TD: I would have to give Nathan and his girlfriend Nat the bulk of the credit for that. I like to knock up gig posters on my PC because I like to flex my creative muscles and me and Scott use social media as much as possible but those two really step up and put serious work in. I’m talking electoral campaign levels of promotion. I can’t thank them enough.
PD: What do you think about downloading music online?
TD: I don’t have a problem with it personally because the world is changing and everything seemingly is at your fingertips but on the other hand I hate seeing music shops closing down. I’m of an age where I can remember saving up money and making a special trip out into town to buy a CD you’ve waited all week for. I remember buying the first Arctic Monkeys album and staring at the cover on the bus home, then putting it on my dad’s CD player at full blast. It seems moments like that may well be gone, but at least I managed to enjoy them.
PD: What song do you wish you’d written and why?
TD: “How To Save A Life” by The Fray. I just love the energy, flow and overall message of that song. I can’t call myself a huge Fray fan but I bet they gave themselves a huge pat on the back when they came up with that one.
PD: What are some of your pet peeves?
TD: How long have you got?
I’m not a fan of talent shows, never have been. Not on a serious level anyway, people who told me when I was younger that I should ‘audition on X-Factor’ and all that carry on. No thanks.
I hate it when bands act ‘the big I am’. We were young once and I guess when you’re playing in Manchester and you’re top of the bill, it can go to your head a little but we genuinely as we’ve gotten a bit older we want to meet the other bands. We’re not competitive like some bands are, we know we can deliver on stage and we want to enjoy what these other folks can do. There’s no point in being a d*ck really. Our basic rule is to be pleasant and at the very least, say ‘well played’ to the other acts as they come off stage and mingle.
PD: What is your proudest moment in music?

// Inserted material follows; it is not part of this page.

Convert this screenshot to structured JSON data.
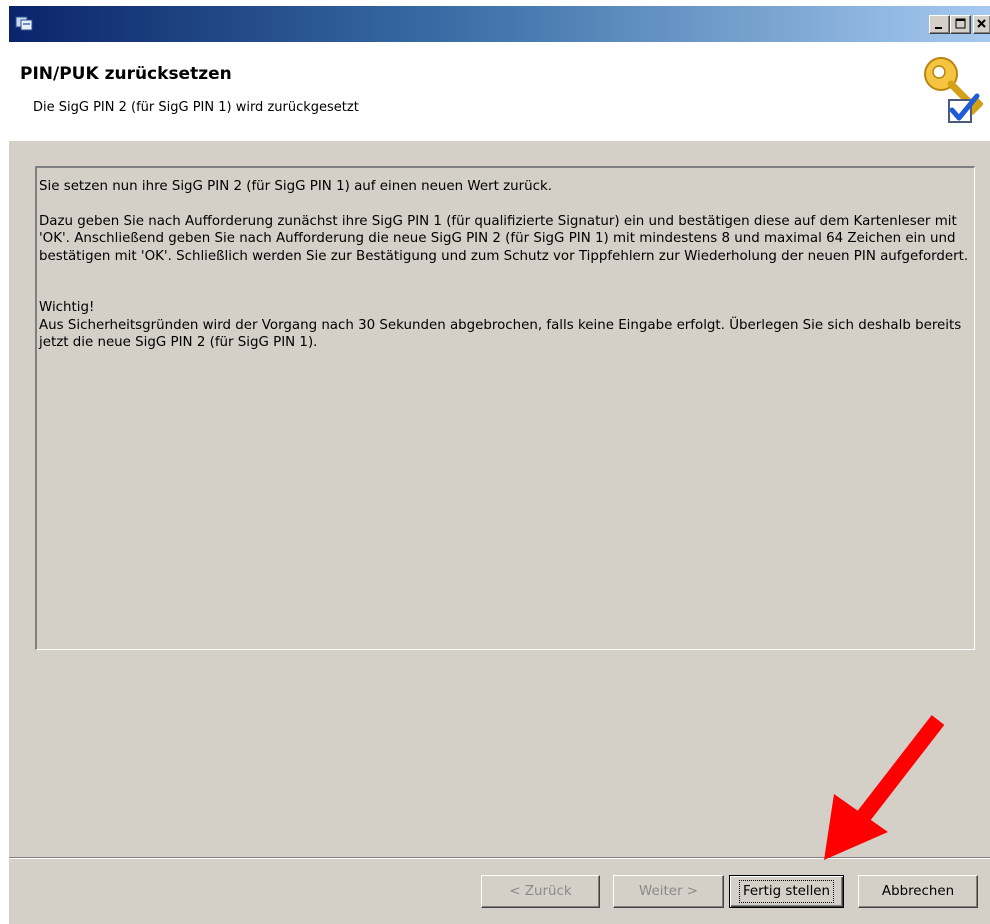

TD: As a band, it has to be our first headline gig in Manchester. We sold loads of tickets, we played really well and people loved us. On a personal level though, it’s got to be when I performed a solo acoustic gig at one of the pubs I used to work at, a colleague of mine used to say he listened to my stuff and knew all the words and even his two-year-old twins would listen along to my tunes. I thought this was nice obviously but it was only until I was about nine songs in on the night I caught him in the crowd (acoustic remember so it’s just people sitting in a quiet bar area) he was holding his daughter in his arms singing ever word of one of my songs to her. Wow, it’s moments like those where you notice that even if a song doesn’t particularly mean much to the writer, I can be shared with people who may find some small meaning somewhere. It was beautiful. A reminder to keep going.
PD: So what are you working on at the moment?
TD: “These are confusing times” as the Incredible Hulk once said. All of us have jobs which require us to work through the lockdown so we remain busy but not being able to go out and experience things at night really does have an effect on the writing process. Be that as it may, I’m still coming up with ideas here and there and sending them over to the guys so that they can have input. It’s a slow process. We feel like we have enough material under the belt or ideas forming that once things return to normal, the first place we will be headed is the studio!
PD: What music have you available online and where can we buy it from?
TD: As of the 15th January, we now have two EPs available on Spotify, Apple Music and YouTube. The first is “Turning Heads” from 2018, the other is our latest release “Don’t Mind Me”. We are hugely proud of both of these and both of them contain songs that took five to ten years to perfect.
We’re on YouTube too but it’s a brand new channel, we’re working on building up the content*.
*(sod the pandemic)
The songs from “Don’t Mind Me” are available to purchase on Amazon too so please take a look!